PROBLEM TO WORK ON:
Could you please reproduce the entries exactly, leaving out any pictures?

TASK DATA:

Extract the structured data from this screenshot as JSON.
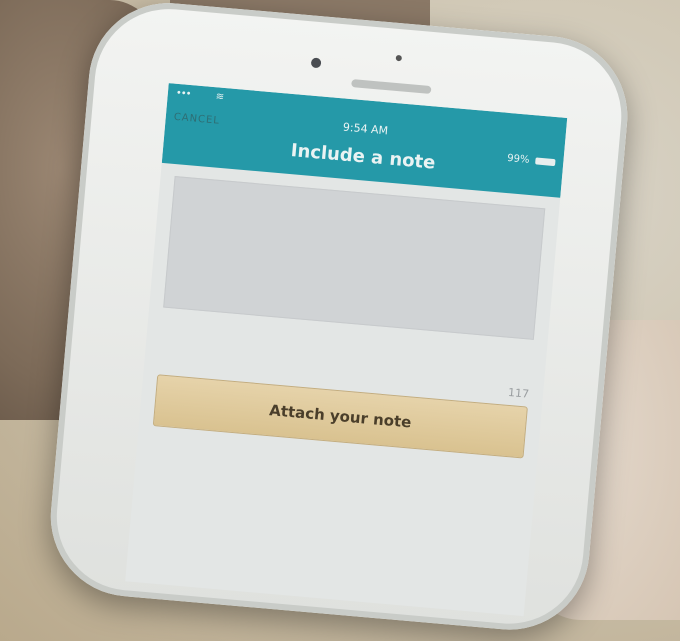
{
  "status_bar": {
    "time": "9:54 AM",
    "battery_percent": "99%",
    "signal": "•••",
    "wifi_icon": "wifi-icon"
  },
  "nav": {
    "cancel_label": "CANCEL",
    "title": "Include a note"
  },
  "note": {
    "value": "",
    "remaining_chars": "117"
  },
  "attach_button": {
    "label": "Attach your note"
  },
  "colors": {
    "nav_bar": "#2599a8",
    "button": "#dcc696",
    "background": "#e3e6e5"
  }
}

PROBLEM SOLUTION:
Extract the structured data from this screenshot as JSON.
{
  "status_bar": {
    "time": "9:54 AM",
    "battery_percent": "99%",
    "signal": "•••",
    "wifi_icon": "wifi-icon"
  },
  "nav": {
    "cancel_label": "CANCEL",
    "title": "Include a note"
  },
  "note": {
    "value": "",
    "remaining_chars": "117"
  },
  "attach_button": {
    "label": "Attach your note"
  },
  "colors": {
    "nav_bar": "#2599a8",
    "button": "#dcc696",
    "background": "#e3e6e5"
  }
}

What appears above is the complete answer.